A Step-by-Step Guide to Filing Your First Taxes

Written by Peter Jones

Tax time can be super overwhelming. How can you possibly figure out what you need to do and somehow manage to pull it off without melting into a pile of despair (or committing some kind of inadvertent fraud?). It’s actually fairly simple. Here, we’ll lay out the basic steps so you can file without fear you’re missing something important.

1. Get organized.

This is really half the battle. The IRS is all about documents. Once you receive your W2 from your workplace, or your 1099-MISC if you’ve worked as an independent contractor, be sure to store it somewhere safe and easily accessible. If you get other statements, like savings account interest, student loan interest, or investment income summaries, put those in the same safe place. You might also have a proof of health insurance or records of contributions to an IRA to add to your pile.

2. Determine if you need to file, and and how.

If you’re a U.S. citizen and you meet the IRS’s filing requirements for income, then yes, you do need to file. Then you’ll want to figure out what your “filing status” is. Will you be filing jointly with your spouse or separately? Can you count as “head of household?” Are you a dependent on someone else’s return? Can you claim dependents of your own?

3. Ask for help early.

If you’re at all confused with these early stages, get someone to help—a parent, or a mentor, or a professional. They can help you figure out based on your particulars which form you need to file or whether you are eligible to file electronically.

4. Pick a medium.

Decide whether you will carry through on your own—either on paper or electronically, alone or with the aid of a software program or professional. If you made less than $52k last year, you qualify to receive free tax help with the Volunteer Income Tax Assistance (VITA) Program. Check out TaxACT, TurboTax, eSmart Tax, etc. to get a sense of what they can do for you.

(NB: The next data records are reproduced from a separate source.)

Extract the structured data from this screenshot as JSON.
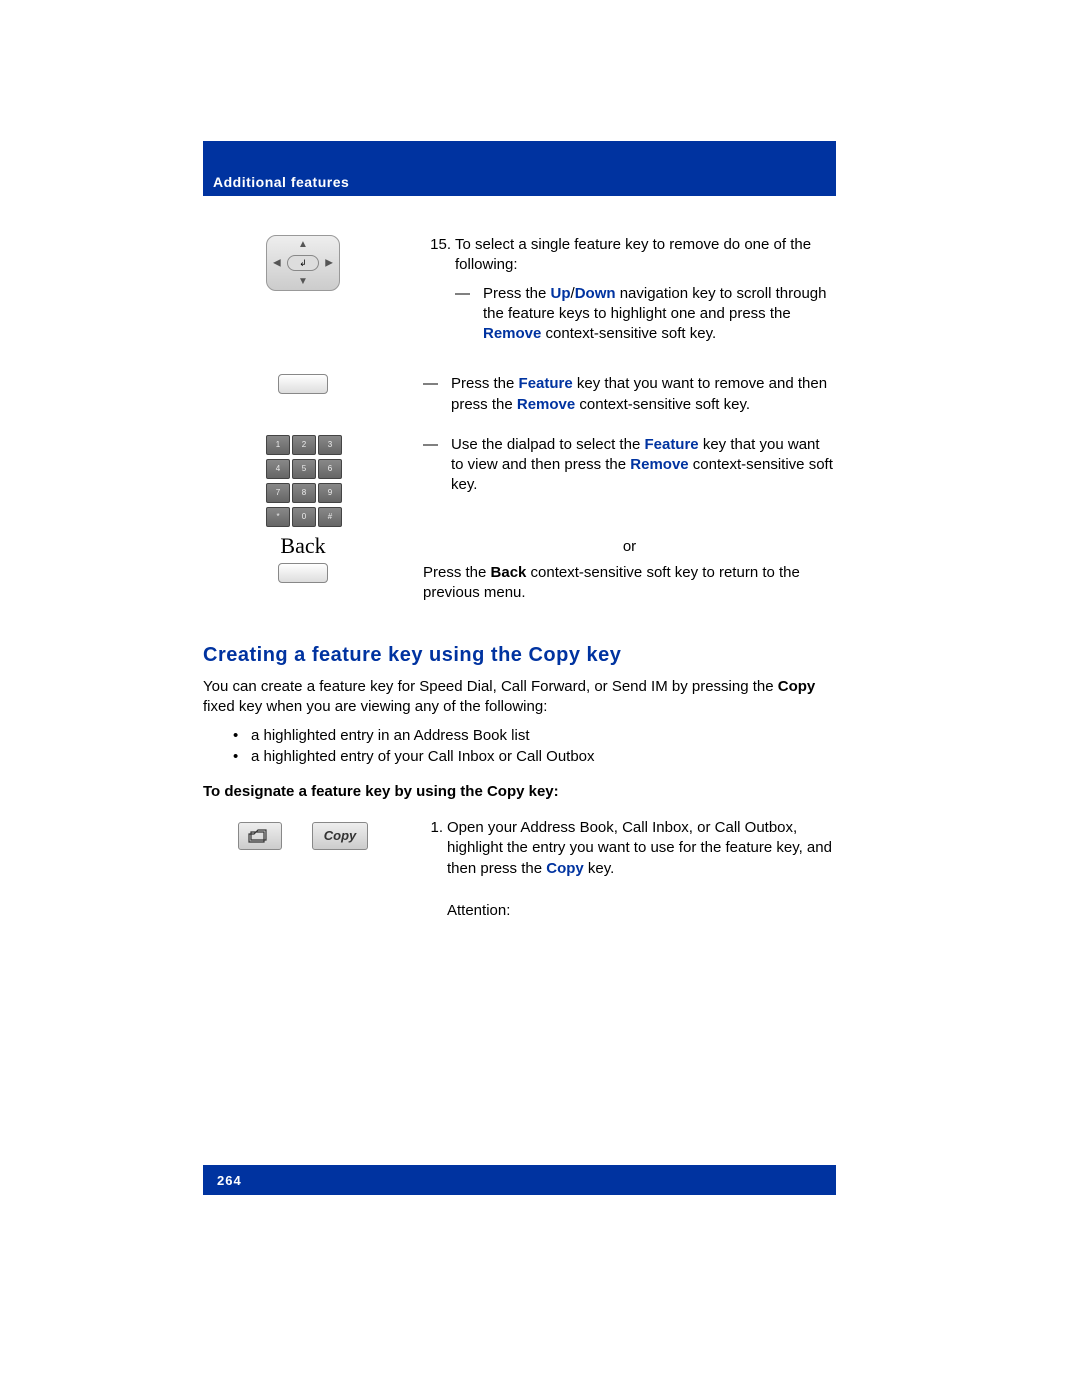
{
  "header": {
    "title": "Additional features"
  },
  "step15": {
    "number": "15.",
    "intro": "To select a single feature key to remove do one of the following:",
    "items": [
      {
        "prefix": "— Press the ",
        "k1": "Up",
        "sep": "/",
        "k2": "Down",
        "mid": " navigation key to scroll through the feature keys to highlight one and press the ",
        "k3": "Remove",
        "suffix": " context-sensitive soft key."
      },
      {
        "prefix": "— Press the ",
        "k1": "Feature",
        "mid1": " key that you want to remove and then press the ",
        "k2": "Remove",
        "suffix": " context-sensitive soft key."
      },
      {
        "prefix": "— Use the dialpad to select the ",
        "k1": "Feature",
        "mid1": " key that you want to view and then press the ",
        "k2": "Remove",
        "suffix": " context-sensitive soft key."
      }
    ],
    "or": "or",
    "back_text_prefix": "Press the ",
    "back_kw": "Back",
    "back_text_suffix": " context-sensitive soft key to return to the previous menu.",
    "back_label": "Back"
  },
  "section": {
    "heading": "Creating a feature key using the Copy key",
    "para_prefix": "You can create a feature key for Speed Dial, Call Forward, or Send IM by pressing the ",
    "para_kw": "Copy",
    "para_suffix": " fixed key when you are viewing any of the following:",
    "bullets": [
      "a highlighted entry in an Address Book list",
      "a highlighted entry of your Call Inbox or Call Outbox"
    ],
    "sub_bold": "To designate a feature key by using the Copy key:"
  },
  "copy_step": {
    "number": "1.",
    "text_prefix": "Open your Address Book, Call Inbox, or Call Outbox, highlight the entry you want to use for the feature key, and then press the ",
    "kw": "Copy",
    "text_suffix": " key.",
    "attention": "Attention:",
    "copy_label": "Copy"
  },
  "footer": {
    "page": "264"
  }
}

5. Deduct expenses.

You’ll have to figure out whether it’s best for you to itemize your deductions or claim the standard deductible. But either way, make sure you don’t leave any stone unturned in this department. Write off state and local sales taxes, student loan interest payments, child care credits, job search expenses, charitable contributions, and things like the Earned Income credit.

6. Get it done.

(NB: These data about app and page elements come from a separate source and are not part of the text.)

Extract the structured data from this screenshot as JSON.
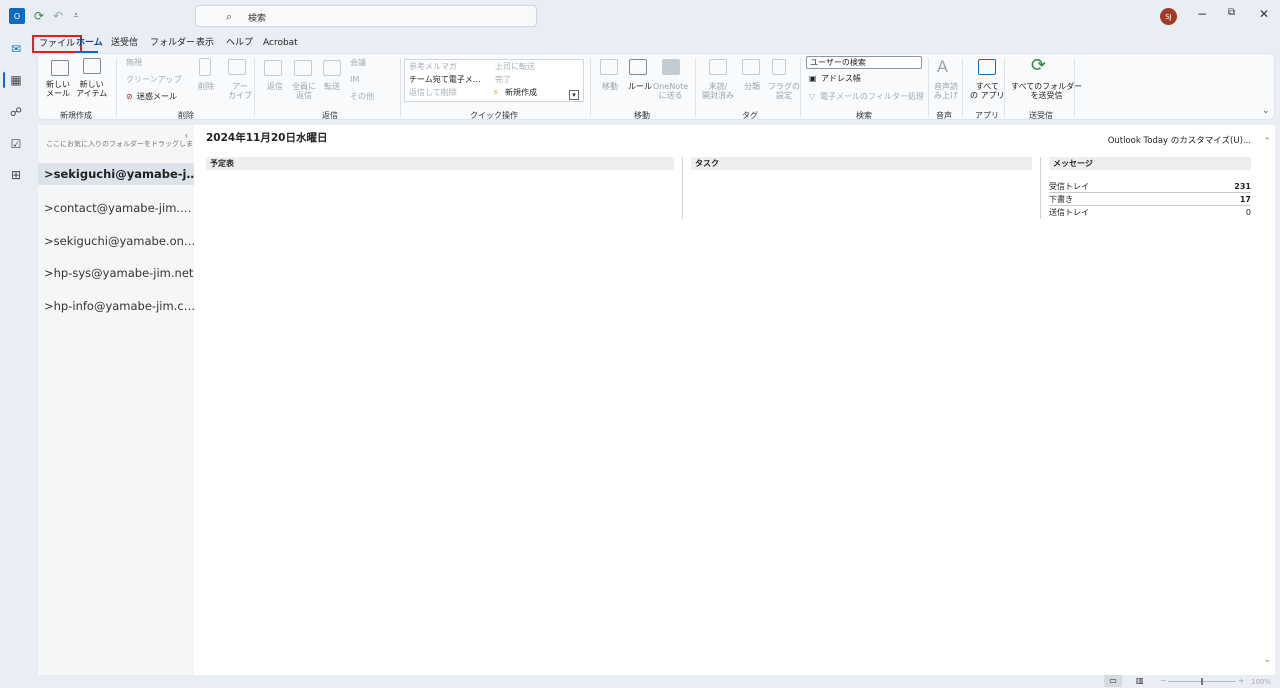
{
  "titlebar": {
    "search_text": "検索",
    "avatar_initials": "SJ",
    "search_icon": "magnifier-icon",
    "sync_icon": "refresh-icon",
    "undo_icon": "undo-icon"
  },
  "menu_tabs": [
    "ファイル",
    "ホーム",
    "送受信",
    "フォルダー",
    "表示",
    "ヘルプ",
    "Acrobat"
  ],
  "ribbon": {
    "new_mail": "新しい\nメール",
    "new_item": "新しい\nアイテム",
    "group_new": "新規作成",
    "ignore": "無視",
    "cleanup": "クリーンアップ",
    "junk": "迷惑メール",
    "delete": "削除",
    "archive": "アー\nカイブ",
    "group_delete": "削除",
    "reply": "返信",
    "reply_all": "全員に\n返信",
    "forward": "転送",
    "meeting": "会議",
    "im": "IM",
    "more": "その他",
    "group_respond": "返信",
    "qs_1": "参考メルマガ",
    "qs_2": "チーム宛て電子メ…",
    "qs_3": "返信して削除",
    "qs_4": "上司に転送",
    "qs_5": "完了",
    "qs_6": "新規作成",
    "group_quick": "クイック操作",
    "move": "移動",
    "rules": "ルール",
    "onenote": "OneNote\nに送る",
    "group_move": "移動",
    "unread": "未読/\n開封済み",
    "categorize": "分類",
    "flag": "フラグの\n設定",
    "group_tags": "タグ",
    "user_search": "ユーザーの検索",
    "address_book": "アドレス帳",
    "filter_mail": "電子メールのフィルター処理",
    "group_find": "検索",
    "read_aloud": "音声読\nみ上げ",
    "group_speech": "音声",
    "all_apps": "すべて\nの アプリ",
    "group_apps": "アプリ",
    "send_receive_all": "すべてのフォルダー\nを送受信",
    "group_sendreceive": "送受信"
  },
  "folder_pane": {
    "fav_hint": "ここにお気に入りのフォルダーをドラッグします",
    "accounts": [
      "sekiguchi@yamabe-j…",
      "contact@yamabe-jim.…",
      "sekiguchi@yamabe.on…",
      "hp-sys@yamabe-jim.net",
      "hp-info@yamabe-jim.c…"
    ]
  },
  "today": {
    "date": "2024年11月20日水曜日",
    "customize": "Outlook Today のカスタマイズ(U)...",
    "calendar": "予定表",
    "tasks": "タスク",
    "messages": "メッセージ",
    "message_rows": [
      {
        "label": "受信トレイ",
        "value": "231"
      },
      {
        "label": "下書き",
        "value": "17"
      },
      {
        "label": "送信トレイ",
        "value": "0"
      }
    ]
  },
  "status": {
    "zoom": "100%"
  },
  "colors": {
    "accent": "#0f6cbd",
    "highlight": "#e02020"
  }
}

Don’t procrastinate. It’s best not to rush, so make sure you’ve left yourself plenty of time before April 15 to get this done right.

7. Check your math.

If you did it all on your own, make sure to have someone you trust to look over your tax returns before filing. It may even be possible to have a tax attorney do this for you for free.

Good luck, and we hope for many happy returns in your future!

About the author

Peter Jones